* _PROBLEM STATEMENT_
Set down every line from the one with "Enumerate this screenshot's" to the end of the entries, both ends included, exactly as it reads and without pictures.

* _TASK INPUT_
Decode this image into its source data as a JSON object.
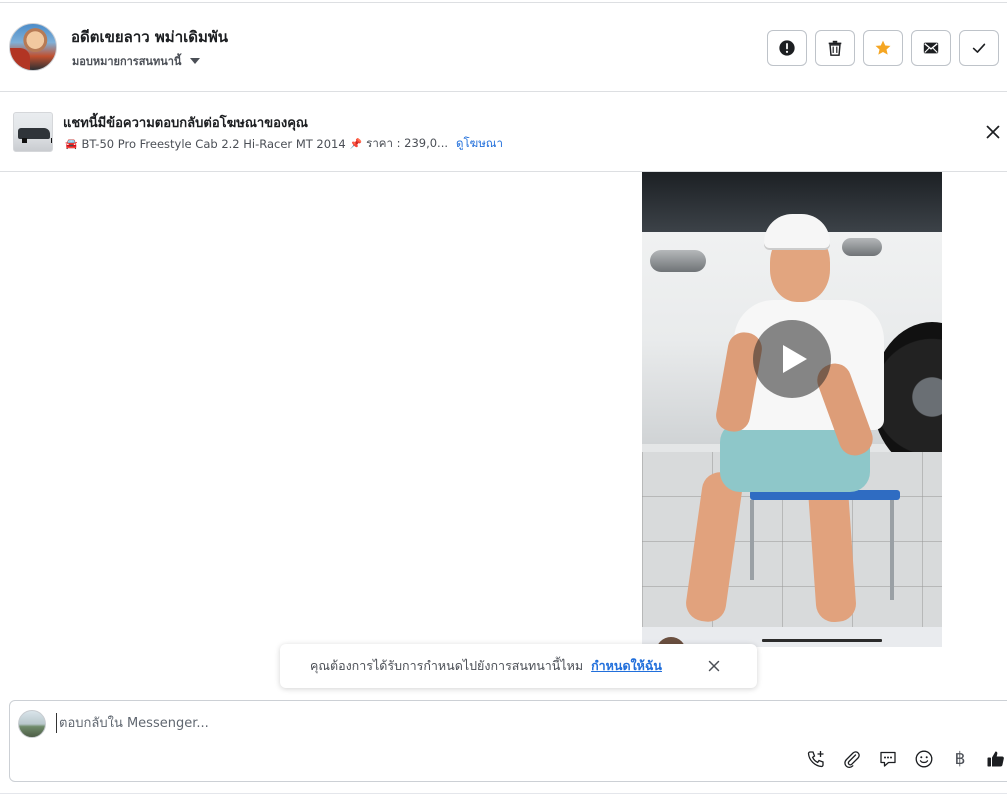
{
  "header": {
    "contact_name": "อดีตเขยลาว พม่าเดิมพัน",
    "assign_label": "มอบหมายการสนทนานี้",
    "actions": [
      {
        "name": "report-button",
        "icon": "exclamation-icon"
      },
      {
        "name": "delete-button",
        "icon": "trash-icon"
      },
      {
        "name": "star-button",
        "icon": "star-icon"
      },
      {
        "name": "mark-unread-button",
        "icon": "envelope-icon"
      },
      {
        "name": "mark-done-button",
        "icon": "check-icon"
      }
    ]
  },
  "ad": {
    "title": "แชทนี้มีข้อความตอบกลับต่อโฆษณาของคุณ",
    "car_emoji": "🚘",
    "description": "BT-50 Pro Freestyle Cab 2.2 Hi-Racer MT 2014",
    "pin_emoji": "📌",
    "price": "ราคา : 239,0...",
    "view_ad_link": "ดูโฆษณา"
  },
  "toast": {
    "message": "คุณต้องการได้รับการกำหนดไปยังการสนทนานี้ไหม",
    "link": "กำหนดให้ฉัน"
  },
  "composer": {
    "placeholder": "ตอบกลับใน Messenger...",
    "baht_symbol": "฿",
    "tools": [
      "phone-add-icon",
      "paperclip-icon",
      "speech-bubble-icon",
      "smiley-icon",
      "baht-icon",
      "thumbs-up-icon"
    ]
  },
  "colors": {
    "accent_link": "#216fdb",
    "star": "#f5a623",
    "border": "#bec3c9"
  }
}
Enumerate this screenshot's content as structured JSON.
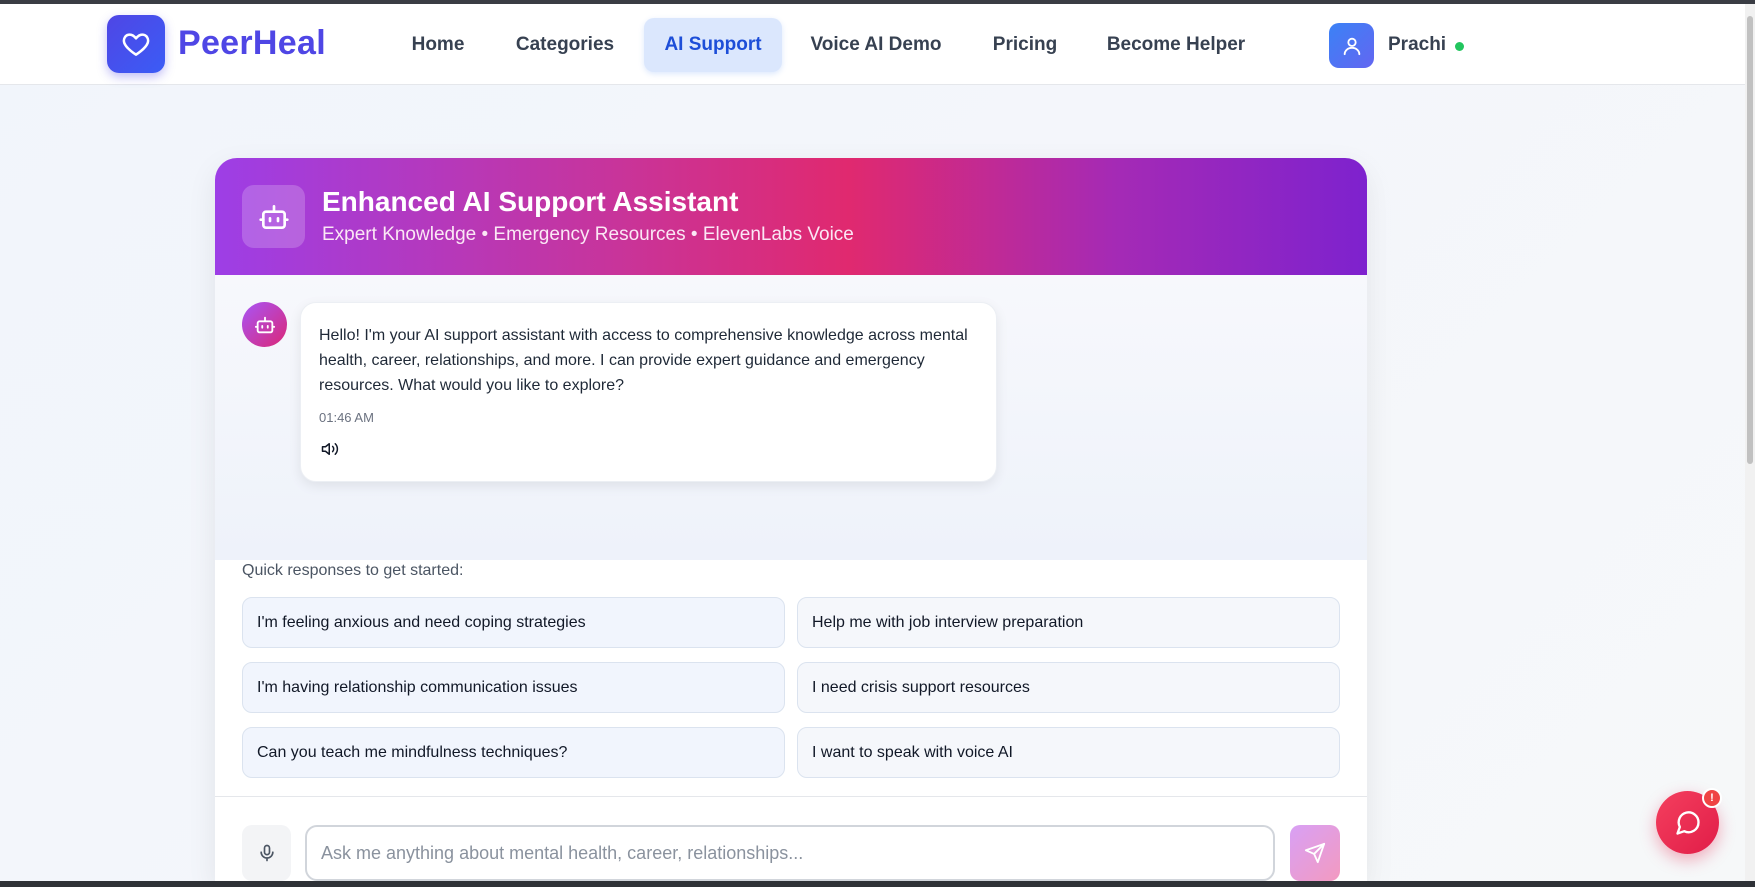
{
  "nav": {
    "brand": "PeerHeal",
    "items": [
      {
        "label": "Home"
      },
      {
        "label": "Categories"
      },
      {
        "label": "AI Support"
      },
      {
        "label": "Voice AI Demo"
      },
      {
        "label": "Pricing"
      },
      {
        "label": "Become Helper"
      }
    ],
    "active": "AI Support",
    "user": {
      "name": "Prachi",
      "status": "online"
    }
  },
  "assistant": {
    "title": "Enhanced AI Support Assistant",
    "subtitle": "Expert Knowledge • Emergency Resources • ElevenLabs Voice"
  },
  "messages": [
    {
      "sender": "bot",
      "text": "Hello! I'm your AI support assistant with access to comprehensive knowledge across mental health, career, relationships, and more. I can provide expert guidance and emergency resources. What would you like to explore?",
      "time": "01:46 AM"
    }
  ],
  "quick": {
    "label": "Quick responses to get started:",
    "options": [
      "I'm feeling anxious and need coping strategies",
      "Help me with job interview preparation",
      "I'm having relationship communication issues",
      "I need crisis support resources",
      "Can you teach me mindfulness techniques?",
      "I want to speak with voice AI"
    ]
  },
  "input": {
    "placeholder": "Ask me anything about mental health, career, relationships...",
    "value": ""
  },
  "fab": {
    "badge": "!"
  },
  "colors": {
    "brand": "#4f46e5",
    "active_nav_bg": "#dbe7fd",
    "header_gradient": [
      "#9d3ee6",
      "#e0296f",
      "#7e22ce"
    ],
    "online": "#22c55e",
    "fab": "#e11d48"
  },
  "icons": {
    "logo": "heart-icon",
    "user": "user-icon",
    "assistant": "robot-icon",
    "speaker": "speaker-icon",
    "mic": "mic-icon",
    "send": "send-icon",
    "fab": "chat-bubble-icon"
  }
}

* _EXERCISE SOLUTION_
Enumerate this screenshot's content as structured JSON.
{
  "nav": {
    "brand": "PeerHeal",
    "items": [
      {
        "label": "Home"
      },
      {
        "label": "Categories"
      },
      {
        "label": "AI Support"
      },
      {
        "label": "Voice AI Demo"
      },
      {
        "label": "Pricing"
      },
      {
        "label": "Become Helper"
      }
    ],
    "active": "AI Support",
    "user": {
      "name": "Prachi",
      "status": "online"
    }
  },
  "assistant": {
    "title": "Enhanced AI Support Assistant",
    "subtitle": "Expert Knowledge • Emergency Resources • ElevenLabs Voice"
  },
  "messages": [
    {
      "sender": "bot",
      "text": "Hello! I'm your AI support assistant with access to comprehensive knowledge across mental health, career, relationships, and more. I can provide expert guidance and emergency resources. What would you like to explore?",
      "time": "01:46 AM"
    }
  ],
  "quick": {
    "label": "Quick responses to get started:",
    "options": [
      "I'm feeling anxious and need coping strategies",
      "Help me with job interview preparation",
      "I'm having relationship communication issues",
      "I need crisis support resources",
      "Can you teach me mindfulness techniques?",
      "I want to speak with voice AI"
    ]
  },
  "input": {
    "placeholder": "Ask me anything about mental health, career, relationships...",
    "value": ""
  },
  "fab": {
    "badge": "!"
  },
  "colors": {
    "brand": "#4f46e5",
    "active_nav_bg": "#dbe7fd",
    "header_gradient": [
      "#9d3ee6",
      "#e0296f",
      "#7e22ce"
    ],
    "online": "#22c55e",
    "fab": "#e11d48"
  },
  "icons": {
    "logo": "heart-icon",
    "user": "user-icon",
    "assistant": "robot-icon",
    "speaker": "speaker-icon",
    "mic": "mic-icon",
    "send": "send-icon",
    "fab": "chat-bubble-icon"
  }
}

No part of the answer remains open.